Killip’s regular commercial work continued to expand in the late 1960s. In 1969, while already in America, he travelled ahead of his group to arrange a shoot in New York and, with time to spare, visited the Bill Brandt show at the Museum of Modern Art. But it was MoMA’s permanent photography collection, with Paul Strand, Walker Evans, August Sander, and its recent acquisitions that interested him most, and he left the museum with an understanding that photography, rather than being something done for clients, could be done for its own sake. ‘You just do it’, he told himself, with purpose, only to ask another question later, when he’d calmed down… ‘Do what?’

Killip rang his father from New York to tell him he would be returning to the Isle of Man to photograph. Starting there was logical and so, towards the end of 1969, Killip began to work. Returning to London occasionally, he was even happy enough to show some of the early photographs in a group show with Dury, Rigden and others, but, after showing some early prints to Bill Jay, editor of Album magazine, he had a change of heart. Jay had looked at the photographs and found them ‘ok’, but suggested that something needed to change. Killip had been using a 35mm camera slowly, on a tripod; but if he was going to such trouble, should he not be using a plate camera? Killip left the meeting furious and perplexed, but when, on returning to the Isle of Man with a hired MPP camera from London’s Pelling & Cross, he exposed the first sheet of film, Mr Cubbon, Golden Meadow Mill, Castletown, he knew right away that Bill Jay had been right. He rang the hire company that evening and bought the aging camera.

Helen and her Hula-hoop, Seacoal Camp, Lynemouth, Northumbria, 1984 © Chris Killip Photography Trust/Magnum Photos.
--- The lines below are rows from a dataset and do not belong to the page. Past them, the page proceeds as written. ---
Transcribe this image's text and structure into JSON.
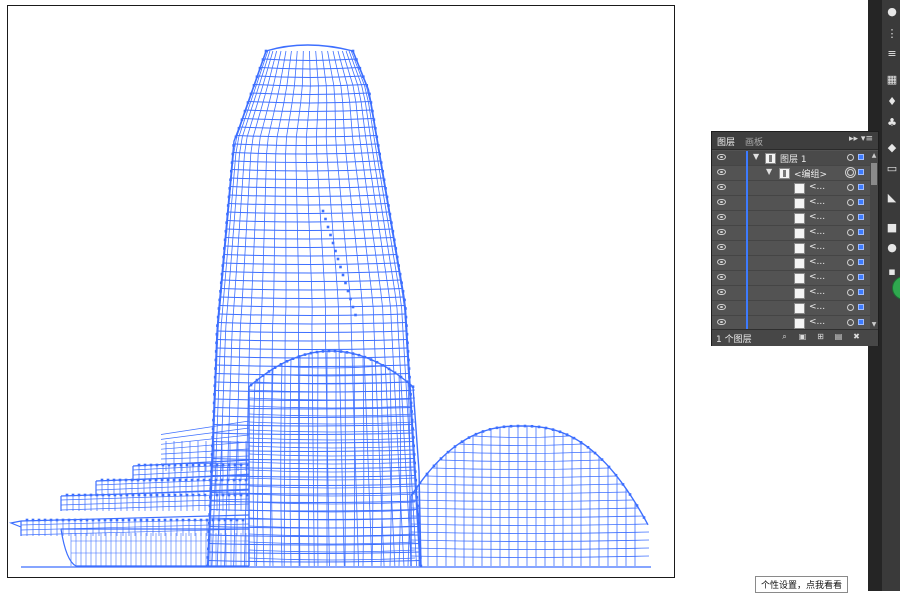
{
  "layers_panel": {
    "tabs": [
      "图层",
      "画板"
    ],
    "menu_glyph": "▸▸ ▾≡",
    "layer_name": "图层 1",
    "group_name": "<编组>",
    "sublayer_label": "<...",
    "sublayer_count": 10,
    "layer_count_label": "1 个图层",
    "accent_color": "#3d7bff"
  },
  "tooltip": {
    "text": "个性设置，点我看看"
  },
  "toolbar": {
    "icons": [
      "globe-icon",
      "transform-icon",
      "align-icon",
      "pathfinder-icon",
      "brush-icon",
      "symbol-icon",
      "layers-icon",
      "artboards-icon",
      "gradient-icon",
      "transparency-icon",
      "appearance-icon",
      "graphic-styles-icon",
      "go-button"
    ]
  },
  "artwork": {
    "wire_color": "#3d6fff",
    "subject": "building-wireframe"
  }
}
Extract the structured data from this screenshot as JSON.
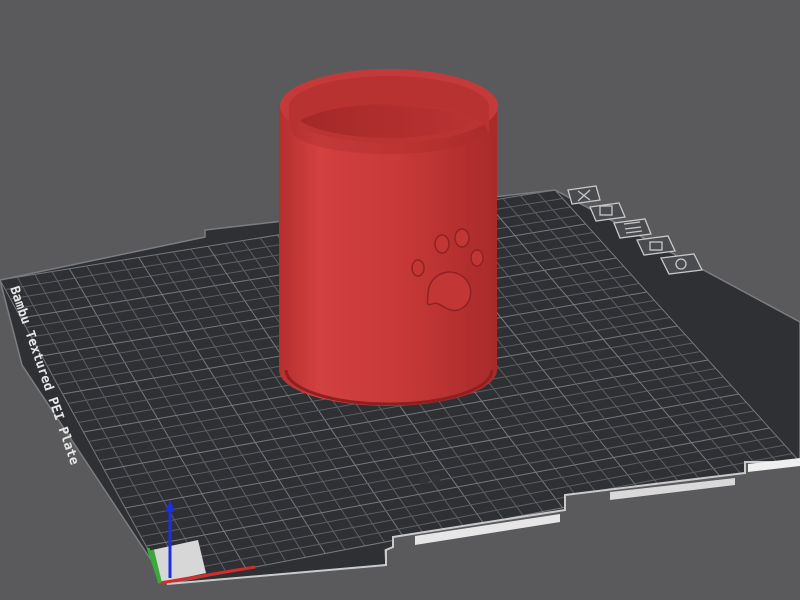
{
  "viewport": {
    "background_color": "#5a5a5c",
    "plate": {
      "label": "Bambu Textured PEI Plate",
      "base_color": "#2f3034",
      "grid_color": "#5a5c61",
      "edge_color": "#8a8c90",
      "plate_icons": [
        "close-icon",
        "auto-orient-icon",
        "arrange-icon",
        "lock-icon",
        "plate-settings-icon"
      ]
    },
    "model": {
      "shape": "cylinder-cup",
      "color": "#cc3b3b",
      "emboss": "paw-print"
    },
    "axes": {
      "x_color": "#d42b2b",
      "y_color": "#3aa93a",
      "z_color": "#1c2fd9"
    }
  }
}
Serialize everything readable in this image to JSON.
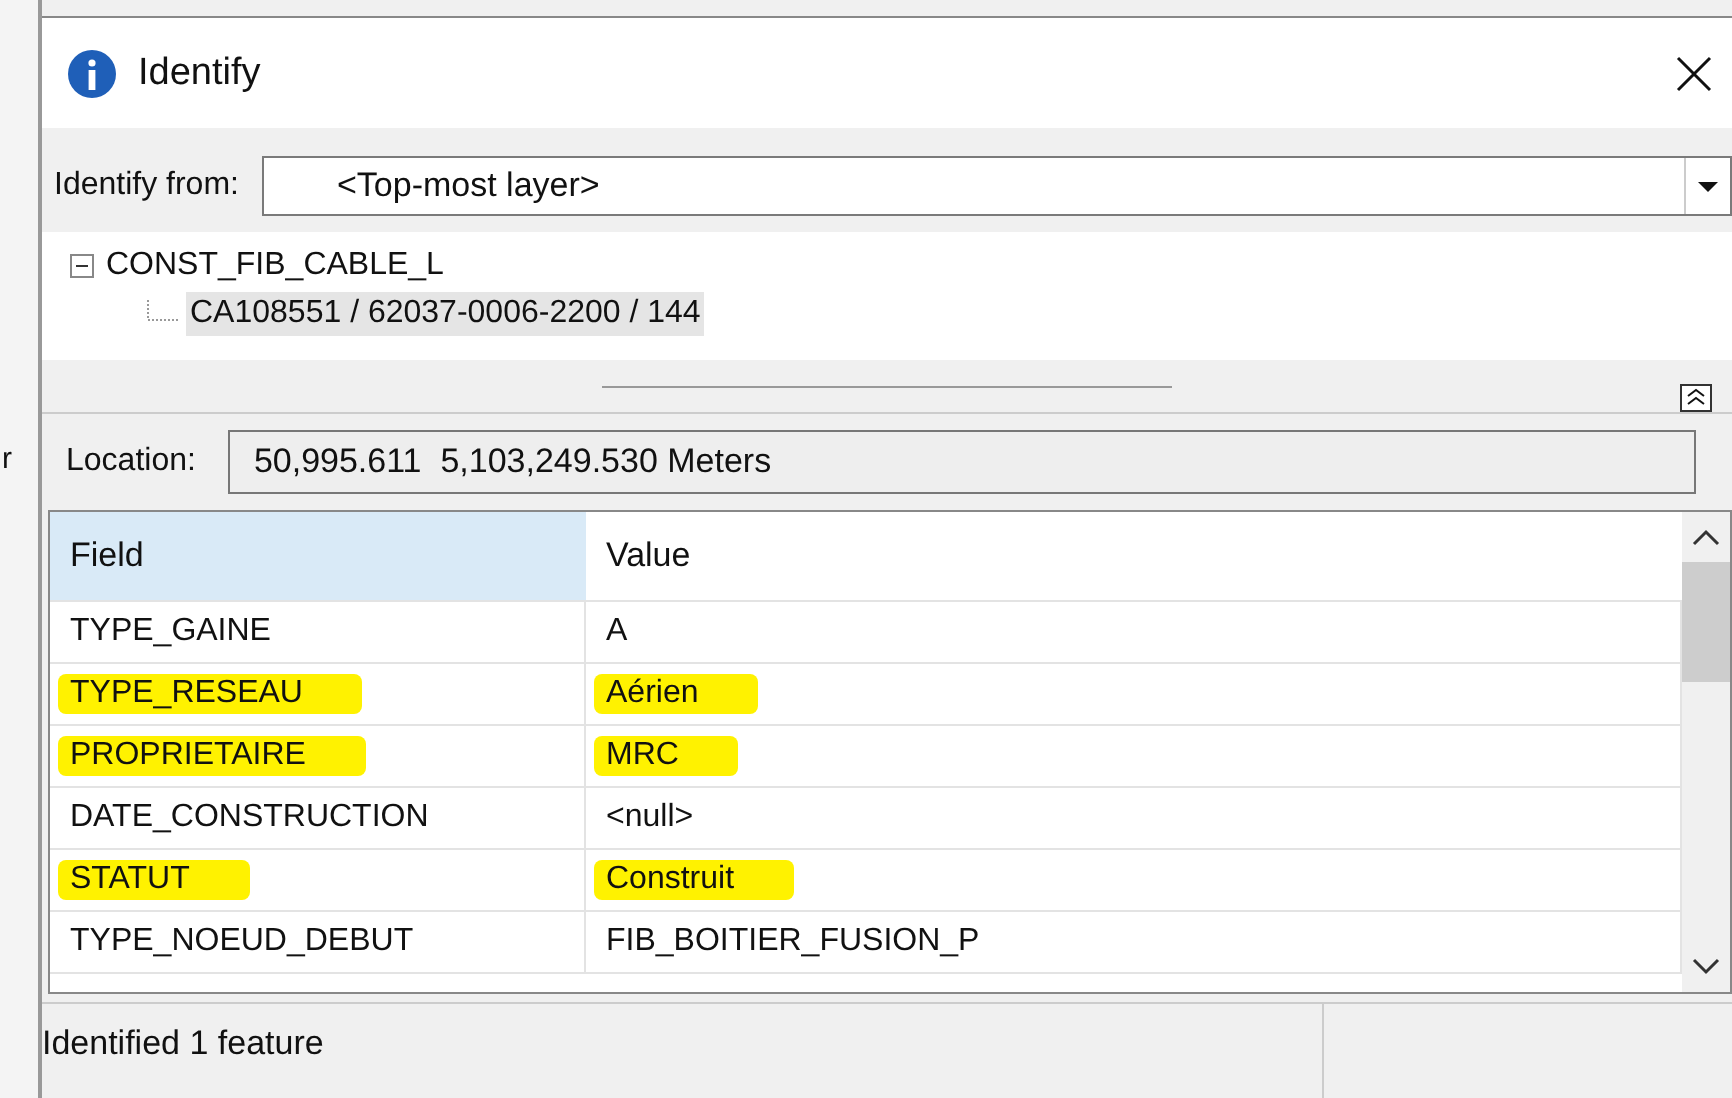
{
  "background_fragment": "r",
  "window": {
    "title": "Identify"
  },
  "identify_from": {
    "label": "Identify from:",
    "value": "<Top-most layer>"
  },
  "tree": [
    {
      "label": "CONST_FIB_CABLE_L",
      "expanded": true,
      "children": [
        {
          "label": "CA108551 / 62037-0006-2200 / 144",
          "selected": true
        }
      ]
    }
  ],
  "location": {
    "label": "Location:",
    "value": "50,995.611  5,103,249.530 Meters"
  },
  "table": {
    "columns": [
      "Field",
      "Value"
    ],
    "rows": [
      {
        "field": "TYPE_GAINE",
        "value": "A",
        "highlighted": false
      },
      {
        "field": "TYPE_RESEAU",
        "value": "Aérien",
        "highlighted": true
      },
      {
        "field": "PROPRIETAIRE",
        "value": "MRC",
        "highlighted": true
      },
      {
        "field": "DATE_CONSTRUCTION",
        "value": "<null>",
        "highlighted": false
      },
      {
        "field": "STATUT",
        "value": "Construit",
        "highlighted": true
      },
      {
        "field": "TYPE_NOEUD_DEBUT",
        "value": "FIB_BOITIER_FUSION_P",
        "highlighted": false
      }
    ]
  },
  "status_bar": "Identified 1 feature"
}
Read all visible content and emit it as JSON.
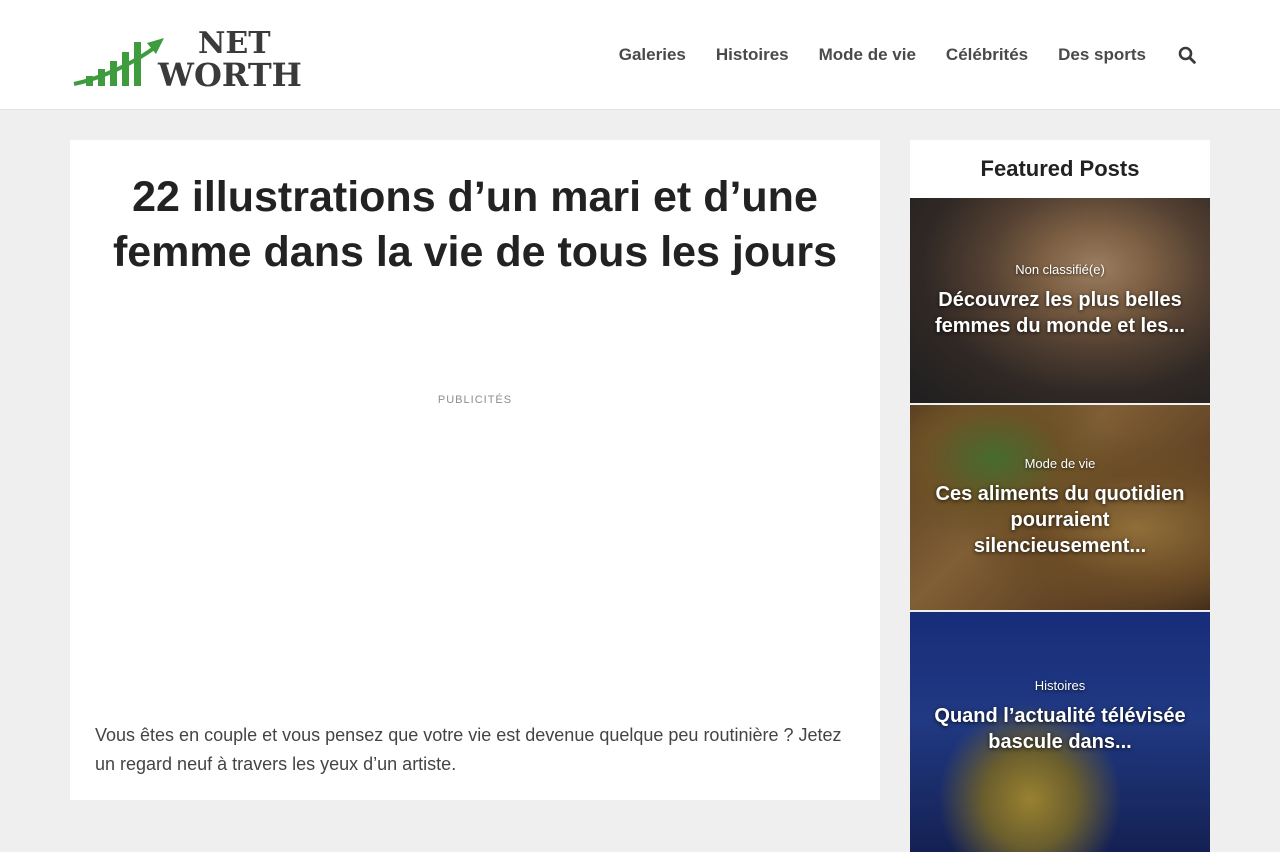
{
  "header": {
    "logo": {
      "line1": "NET",
      "line2": "WORTH",
      "accent_color": "#3e9c3e",
      "text_color": "#3a3a3a"
    },
    "nav": [
      {
        "label": "Galeries"
      },
      {
        "label": "Histoires"
      },
      {
        "label": "Mode de vie"
      },
      {
        "label": "Célébrités"
      },
      {
        "label": "Des sports"
      }
    ],
    "search_icon": "search-icon"
  },
  "article": {
    "title": "22 illustrations d’un mari et d’une femme dans la vie de tous les jours",
    "ad_label": "PUBLICITÉS",
    "intro": "Vous êtes en couple et vous pensez que votre vie est devenue quelque peu routinière ? Jetez un regard neuf à travers les yeux d’un artiste."
  },
  "sidebar": {
    "title": "Featured Posts",
    "posts": [
      {
        "category": "Non classifié(e)",
        "title": "Découvrez les plus belles femmes du monde et les..."
      },
      {
        "category": "Mode de vie",
        "title": "Ces aliments du quotidien pourraient silencieusement..."
      },
      {
        "category": "Histoires",
        "title": "Quand l’actualité télévisée bascule dans..."
      }
    ]
  }
}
An agreement with his father allowed Killip to photograph during the day, process the sheet film in the early evening and then work in the bar until midnight at the Bowling Green pub in Douglas, which by this time the Killip family had moved to. This routine was followed each winter between 1970 and 1972, with cheap land and sea travel enabling his trips to London, to his friend Hiroshi Yoda’s darkroom, for long days spent printing and sleeping on the darkroom floor when he was too tired to work further. When Paul Strand, whose earlier template had been so instructive, rang the pub one evening while Killip was back on the island to say that he was in London briefly and to ask to meet, Killip politely, firmly declined and continued serving customers. Strand had been given the number by The Times Picture Editor Norman Hall, whom Killip had met in 1970 and come to respect for his knowledge and tips about ‘who to look out for’. Hall was among a group in London whose commitment to photography proved influential. In West London, not far from where Killip lived while there, David Hurn’s flat in Porchester Court was a welcoming stopover for photographers passing through the city. Joseph Koudelka, whom Killip grew close to, would stay there for eight years after leaving Prague, and Diane Arbus, Leonard Freed and Bill Jay, who had offered that pivotal early advice, were among other visitors who contributed to Killip’s growing sensibility around photography.

To read on, get your copy of Chris Killip, the definitive, full-career retrospective of one of the UK’s most influential post-war documentary photographers.